WHAT TO WORK ON — Every entry should be returned exactly. Omit none of them.

ENTRIES SHOWN —
....................

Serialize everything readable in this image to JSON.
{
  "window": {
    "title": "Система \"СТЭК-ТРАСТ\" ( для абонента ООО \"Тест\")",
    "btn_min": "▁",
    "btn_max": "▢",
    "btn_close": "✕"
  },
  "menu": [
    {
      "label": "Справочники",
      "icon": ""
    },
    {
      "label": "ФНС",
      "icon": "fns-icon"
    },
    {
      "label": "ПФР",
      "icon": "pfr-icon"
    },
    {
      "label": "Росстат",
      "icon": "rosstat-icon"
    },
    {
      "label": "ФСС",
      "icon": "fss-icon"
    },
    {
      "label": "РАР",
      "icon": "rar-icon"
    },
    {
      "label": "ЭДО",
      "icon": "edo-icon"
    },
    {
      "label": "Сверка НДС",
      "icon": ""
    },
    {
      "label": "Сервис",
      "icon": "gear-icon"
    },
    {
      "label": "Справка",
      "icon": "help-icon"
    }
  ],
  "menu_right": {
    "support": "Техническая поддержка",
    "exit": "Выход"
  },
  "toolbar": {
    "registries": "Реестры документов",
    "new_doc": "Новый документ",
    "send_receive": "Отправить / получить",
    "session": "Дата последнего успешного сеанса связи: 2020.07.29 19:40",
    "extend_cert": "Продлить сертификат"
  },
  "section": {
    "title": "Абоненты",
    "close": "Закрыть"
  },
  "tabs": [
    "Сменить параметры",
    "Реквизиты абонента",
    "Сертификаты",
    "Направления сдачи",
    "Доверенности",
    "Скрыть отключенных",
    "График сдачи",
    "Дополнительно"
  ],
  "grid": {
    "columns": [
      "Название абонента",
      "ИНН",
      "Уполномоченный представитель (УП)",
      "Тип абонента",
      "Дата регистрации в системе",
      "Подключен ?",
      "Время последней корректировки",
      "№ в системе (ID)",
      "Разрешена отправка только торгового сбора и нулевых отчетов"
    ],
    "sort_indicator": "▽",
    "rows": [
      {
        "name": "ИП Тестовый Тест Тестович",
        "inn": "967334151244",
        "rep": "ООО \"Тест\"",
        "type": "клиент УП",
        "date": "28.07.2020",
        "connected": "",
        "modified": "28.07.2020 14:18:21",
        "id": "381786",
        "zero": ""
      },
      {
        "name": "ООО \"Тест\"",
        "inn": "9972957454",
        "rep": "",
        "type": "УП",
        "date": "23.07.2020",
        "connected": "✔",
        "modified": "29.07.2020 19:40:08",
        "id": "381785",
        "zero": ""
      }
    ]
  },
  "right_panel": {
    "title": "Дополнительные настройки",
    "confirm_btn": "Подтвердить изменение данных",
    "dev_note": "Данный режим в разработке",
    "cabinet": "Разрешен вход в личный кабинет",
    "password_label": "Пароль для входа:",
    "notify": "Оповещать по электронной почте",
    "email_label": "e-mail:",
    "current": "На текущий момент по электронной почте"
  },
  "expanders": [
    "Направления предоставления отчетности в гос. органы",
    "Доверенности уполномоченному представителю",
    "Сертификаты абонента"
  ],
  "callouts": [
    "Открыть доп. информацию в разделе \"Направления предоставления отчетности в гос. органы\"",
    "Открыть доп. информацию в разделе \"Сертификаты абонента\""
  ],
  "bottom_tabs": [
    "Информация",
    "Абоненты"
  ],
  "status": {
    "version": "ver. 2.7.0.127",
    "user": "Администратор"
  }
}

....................

SOLUTION —
Serialize everything readable in this image to JSON.
{
  "window": {
    "title": "Система \"СТЭК-ТРАСТ\" ( для абонента ООО \"Тест\")",
    "btn_min": "▁",
    "btn_max": "▢",
    "btn_close": "✕"
  },
  "menu": [
    {
      "label": "Справочники",
      "icon": ""
    },
    {
      "label": "ФНС",
      "icon": "fns-icon"
    },
    {
      "label": "ПФР",
      "icon": "pfr-icon"
    },
    {
      "label": "Росстат",
      "icon": "rosstat-icon"
    },
    {
      "label": "ФСС",
      "icon": "fss-icon"
    },
    {
      "label": "РАР",
      "icon": "rar-icon"
    },
    {
      "label": "ЭДО",
      "icon": "edo-icon"
    },
    {
      "label": "Сверка НДС",
      "icon": ""
    },
    {
      "label": "Сервис",
      "icon": "gear-icon"
    },
    {
      "label": "Справка",
      "icon": "help-icon"
    }
  ],
  "menu_right": {
    "support": "Техническая поддержка",
    "exit": "Выход"
  },
  "toolbar": {
    "registries": "Реестры документов",
    "new_doc": "Новый документ",
    "send_receive": "Отправить / получить",
    "session": "Дата последнего успешного сеанса связи: 2020.07.29 19:40",
    "extend_cert": "Продлить сертификат"
  },
  "section": {
    "title": "Абоненты",
    "close": "Закрыть"
  },
  "tabs": [
    "Сменить параметры",
    "Реквизиты абонента",
    "Сертификаты",
    "Направления сдачи",
    "Доверенности",
    "Скрыть отключенных",
    "График сдачи",
    "Дополнительно"
  ],
  "grid": {
    "columns": [
      "Название абонента",
      "ИНН",
      "Уполномоченный представитель (УП)",
      "Тип абонента",
      "Дата регистрации в системе",
      "Подключен ?",
      "Время последней корректировки",
      "№ в системе (ID)",
      "Разрешена отправка только торгового сбора и нулевых отчетов"
    ],
    "sort_indicator": "▽",
    "rows": [
      {
        "name": "ИП Тестовый Тест Тестович",
        "inn": "967334151244",
        "rep": "ООО \"Тест\"",
        "type": "клиент УП",
        "date": "28.07.2020",
        "connected": "",
        "modified": "28.07.2020 14:18:21",
        "id": "381786",
        "zero": ""
      },
      {
        "name": "ООО \"Тест\"",
        "inn": "9972957454",
        "rep": "",
        "type": "УП",
        "date": "23.07.2020",
        "connected": "✔",
        "modified": "29.07.2020 19:40:08",
        "id": "381785",
        "zero": ""
      }
    ]
  },
  "right_panel": {
    "title": "Дополнительные настройки",
    "confirm_btn": "Подтвердить изменение данных",
    "dev_note": "Данный режим в разработке",
    "cabinet": "Разрешен вход в личный кабинет",
    "password_label": "Пароль для входа:",
    "notify": "Оповещать по электронной почте",
    "email_label": "e-mail:",
    "current": "На текущий момент по электронной почте"
  },
  "expanders": [
    "Направления предоставления отчетности в гос. органы",
    "Доверенности уполномоченному представителю",
    "Сертификаты абонента"
  ],
  "callouts": [
    "Открыть доп. информацию в разделе \"Направления предоставления отчетности в гос. органы\"",
    "Открыть доп. информацию в разделе \"Сертификаты абонента\""
  ],
  "bottom_tabs": [
    "Информация",
    "Абоненты"
  ],
  "status": {
    "version": "ver. 2.7.0.127",
    "user": "Администратор"
  }
}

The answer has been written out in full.